BEGIN
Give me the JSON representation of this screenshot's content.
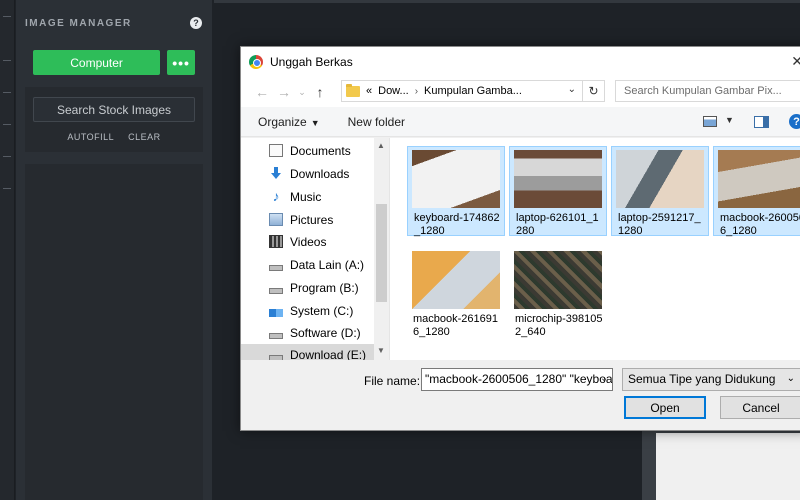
{
  "app": {
    "panel_title": "IMAGE MANAGER",
    "help_glyph": "?",
    "computer_label": "Computer",
    "more_label": "•••",
    "stock_label": "Search Stock Images",
    "autofill_label": "AUTOFILL",
    "clear_label": "CLEAR"
  },
  "dialog": {
    "title": "Unggah Berkas",
    "breadcrumb": {
      "prefix": "«",
      "parts": [
        "Dow...",
        "Kumpulan Gamba..."
      ]
    },
    "search_placeholder": "Search Kumpulan Gambar Pix...",
    "toolbar": {
      "organize": "Organize",
      "new_folder": "New folder"
    },
    "nav_items": [
      {
        "label": "Documents",
        "icon": "documents-icon"
      },
      {
        "label": "Downloads",
        "icon": "downloads-icon"
      },
      {
        "label": "Music",
        "icon": "music-icon"
      },
      {
        "label": "Pictures",
        "icon": "pictures-icon"
      },
      {
        "label": "Videos",
        "icon": "videos-icon"
      },
      {
        "label": "Data Lain (A:)",
        "icon": "drive-icon"
      },
      {
        "label": "Program (B:)",
        "icon": "drive-icon"
      },
      {
        "label": "System (C:)",
        "icon": "system-drive-icon"
      },
      {
        "label": "Software (D:)",
        "icon": "drive-icon"
      },
      {
        "label": "Download (E:)",
        "icon": "drive-icon"
      }
    ],
    "files": [
      {
        "name": "keyboard-174862_1280",
        "selected": true
      },
      {
        "name": "laptop-626101_1280",
        "selected": true
      },
      {
        "name": "laptop-2591217_1280",
        "selected": true
      },
      {
        "name": "macbook-2600506_1280",
        "selected": true
      },
      {
        "name": "macbook-2616916_1280",
        "selected": false
      },
      {
        "name": "microchip-3981052_640",
        "selected": false
      }
    ],
    "file_name_label": "File name:",
    "file_name_value": "\"macbook-2600506_1280\" \"keyboa",
    "file_type": "Semua Tipe yang Didukung",
    "open_label": "Open",
    "cancel_label": "Cancel",
    "colors": {
      "selection": "#cce8ff",
      "accent": "#0078d7",
      "green": "#2ebd59"
    }
  }
}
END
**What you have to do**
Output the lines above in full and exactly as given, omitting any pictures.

**Task result**
Give me the JSON representation of this screenshot's content.
{
  "app": {
    "panel_title": "IMAGE MANAGER",
    "help_glyph": "?",
    "computer_label": "Computer",
    "more_label": "•••",
    "stock_label": "Search Stock Images",
    "autofill_label": "AUTOFILL",
    "clear_label": "CLEAR"
  },
  "dialog": {
    "title": "Unggah Berkas",
    "breadcrumb": {
      "prefix": "«",
      "parts": [
        "Dow...",
        "Kumpulan Gamba..."
      ]
    },
    "search_placeholder": "Search Kumpulan Gambar Pix...",
    "toolbar": {
      "organize": "Organize",
      "new_folder": "New folder"
    },
    "nav_items": [
      {
        "label": "Documents",
        "icon": "documents-icon"
      },
      {
        "label": "Downloads",
        "icon": "downloads-icon"
      },
      {
        "label": "Music",
        "icon": "music-icon"
      },
      {
        "label": "Pictures",
        "icon": "pictures-icon"
      },
      {
        "label": "Videos",
        "icon": "videos-icon"
      },
      {
        "label": "Data Lain (A:)",
        "icon": "drive-icon"
      },
      {
        "label": "Program (B:)",
        "icon": "drive-icon"
      },
      {
        "label": "System (C:)",
        "icon": "system-drive-icon"
      },
      {
        "label": "Software (D:)",
        "icon": "drive-icon"
      },
      {
        "label": "Download (E:)",
        "icon": "drive-icon"
      }
    ],
    "files": [
      {
        "name": "keyboard-174862_1280",
        "selected": true
      },
      {
        "name": "laptop-626101_1280",
        "selected": true
      },
      {
        "name": "laptop-2591217_1280",
        "selected": true
      },
      {
        "name": "macbook-2600506_1280",
        "selected": true
      },
      {
        "name": "macbook-2616916_1280",
        "selected": false
      },
      {
        "name": "microchip-3981052_640",
        "selected": false
      }
    ],
    "file_name_label": "File name:",
    "file_name_value": "\"macbook-2600506_1280\" \"keyboa",
    "file_type": "Semua Tipe yang Didukung",
    "open_label": "Open",
    "cancel_label": "Cancel",
    "colors": {
      "selection": "#cce8ff",
      "accent": "#0078d7",
      "green": "#2ebd59"
    }
  }
}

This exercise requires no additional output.